Coolness is not innovation. That which is innovative is not always cool. More importantly, that which is cool is not always innovative. Indeed, cool can be seen as inherently conservative. If an invention is not already well on its way to adoption in certain (possibly small, probably themselves cool) circles, then it is too obscure to be cool. Even if we’d never use the actual word “cool” to define our choices, the desire for coolness is powerful. It provides us with the appearance of innovation without the inherent risks of the real thing. Mistaking coolness for innovation is far from trivial. It leads to large scale investments in promises of change that do not materialize. It causes genuine innovations, which don’t tap into established tropes or status in the same way, to languish in obscurity.
… by open-standards based streams, served via a distributed network of servers?

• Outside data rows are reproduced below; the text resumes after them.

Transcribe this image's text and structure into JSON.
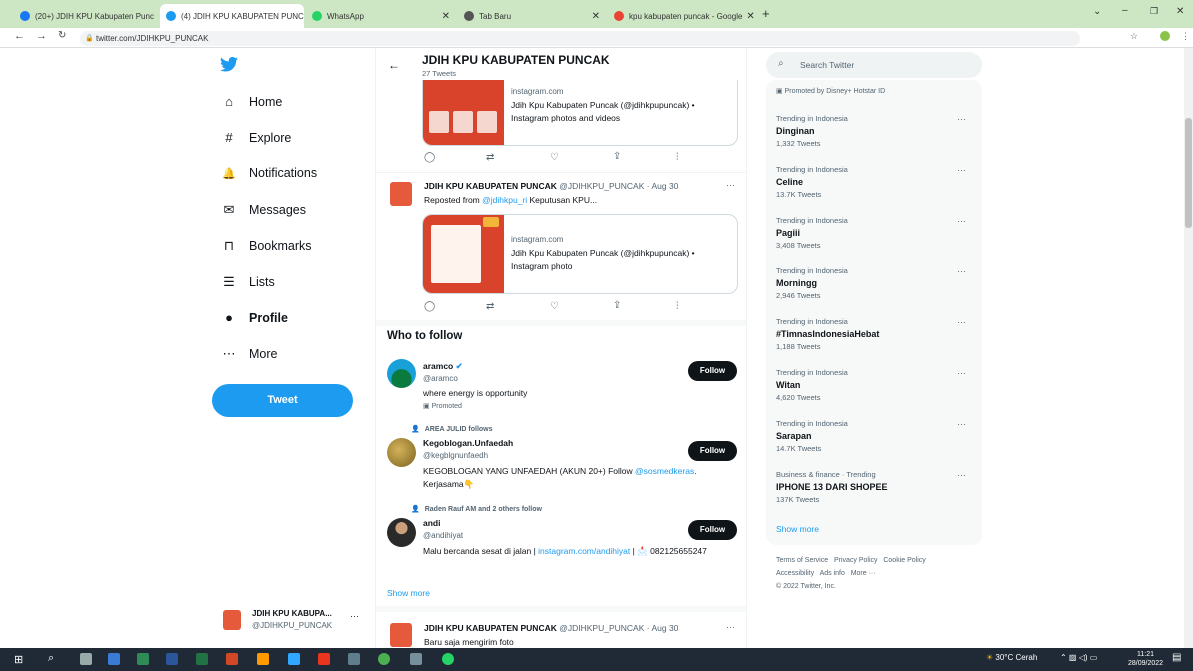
{
  "browser": {
    "tabs": [
      {
        "label": "(20+) JDIH KPU Kabupaten Punc",
        "color": "#1877f2"
      },
      {
        "label": "(4) JDIH KPU KABUPATEN PUNCAK",
        "color": "#1d9bf0"
      },
      {
        "label": "WhatsApp",
        "color": "#25d366"
      },
      {
        "label": "Tab Baru",
        "color": "#555555"
      },
      {
        "label": "kpu kabupaten puncak - Google",
        "color": "#ea4335"
      }
    ],
    "url": "twitter.com/JDIHKPU_PUNCAK",
    "window_controls": {
      "minimize": "–",
      "restore": "❐",
      "close": "✕",
      "dropdown": "⌄"
    }
  },
  "sidebar": {
    "items": [
      {
        "label": "Home",
        "icon": "⌂"
      },
      {
        "label": "Explore",
        "icon": "#"
      },
      {
        "label": "Notifications",
        "icon": "🔔"
      },
      {
        "label": "Messages",
        "icon": "✉"
      },
      {
        "label": "Bookmarks",
        "icon": "⊓"
      },
      {
        "label": "Lists",
        "icon": "☰"
      },
      {
        "label": "Profile",
        "icon": "●"
      },
      {
        "label": "More",
        "icon": "⋯"
      }
    ],
    "tweet_button": "Tweet",
    "account": {
      "name": "JDIH KPU KABUPA...",
      "handle": "@JDIHKPU_PUNCAK"
    }
  },
  "header": {
    "title": "JDIH KPU KABUPATEN PUNCAK",
    "count": "27 Tweets"
  },
  "tweets": [
    {
      "card": {
        "domain": "instagram.com",
        "title": "Jdih Kpu Kabupaten Puncak (@jdihkpupuncak) •",
        "desc": "Instagram photos and videos"
      }
    },
    {
      "name": "JDIH KPU KABUPATEN PUNCAK",
      "meta": "@JDIHKPU_PUNCAK · Aug 30",
      "repost_prefix": "Reposted from ",
      "repost_link": "@jdihkpu_ri",
      "repost_suffix": " Keputusan KPU...",
      "card": {
        "domain": "instagram.com",
        "title": "Jdih Kpu Kabupaten Puncak (@jdihkpupuncak) •",
        "desc": "Instagram photo"
      }
    }
  ],
  "who_to_follow": {
    "title": "Who to follow",
    "follow_label": "Follow",
    "show_more": "Show more",
    "users": [
      {
        "name": "aramco",
        "handle": "@aramco",
        "bio": "where energy is opportunity",
        "promoted": "Promoted"
      },
      {
        "context": "AREA JULID follows",
        "name": "Kegoblogan.Unfaedah",
        "handle": "@kegblgnunfaedh",
        "bio": "KEGOBLOGAN YANG UNFAEDAH (AKUN 20+) Follow ",
        "bio_link": "@sosmedkeras",
        "bio2": ". Kerjasama👇"
      },
      {
        "context": "Raden Rauf AM and 2 others follow",
        "name": "andi",
        "handle": "@andihiyat",
        "bio": "Malu bercanda sesat di jalan | ",
        "bio_link": "instagram.com/andihiyat",
        "bio2": " | 📩 082125655247"
      }
    ]
  },
  "last_tweet": {
    "name": "JDIH KPU KABUPATEN PUNCAK",
    "meta": "@JDIHKPU_PUNCAK · Aug 30",
    "text": "Baru saja mengirim foto"
  },
  "search": {
    "placeholder": "Search Twitter"
  },
  "promoted_note": "Promoted by Disney+ Hotstar ID",
  "trends": [
    {
      "cat": "Trending in Indonesia",
      "name": "Dinginan",
      "count": "1,332 Tweets"
    },
    {
      "cat": "Trending in Indonesia",
      "name": "Celine",
      "count": "13.7K Tweets"
    },
    {
      "cat": "Trending in Indonesia",
      "name": "Pagiii",
      "count": "3,408 Tweets"
    },
    {
      "cat": "Trending in Indonesia",
      "name": "Morningg",
      "count": "2,946 Tweets"
    },
    {
      "cat": "Trending in Indonesia",
      "name": "#TimnasIndonesiaHebat",
      "count": "1,188 Tweets"
    },
    {
      "cat": "Trending in Indonesia",
      "name": "Witan",
      "count": "4,620 Tweets"
    },
    {
      "cat": "Trending in Indonesia",
      "name": "Sarapan",
      "count": "14.7K Tweets"
    },
    {
      "cat": "Business & finance · Trending",
      "name": "IPHONE 13 DARI SHOPEE",
      "count": "137K Tweets"
    }
  ],
  "trends_show_more": "Show more",
  "footer": {
    "line1": "Terms of Service   Privacy Policy   Cookie Policy",
    "line2": "Accessibility   Ads info   More ···",
    "line3": "© 2022 Twitter, Inc."
  },
  "taskbar": {
    "weather": "30°C Cerah",
    "time": "11:21",
    "date": "28/09/2022"
  }
}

OpenID + Atom/ActivityStreams + PubSubHubBub = open source twitter, facebook, etc.
- Connelly gets it completely wrong
Joel gets it wrong again.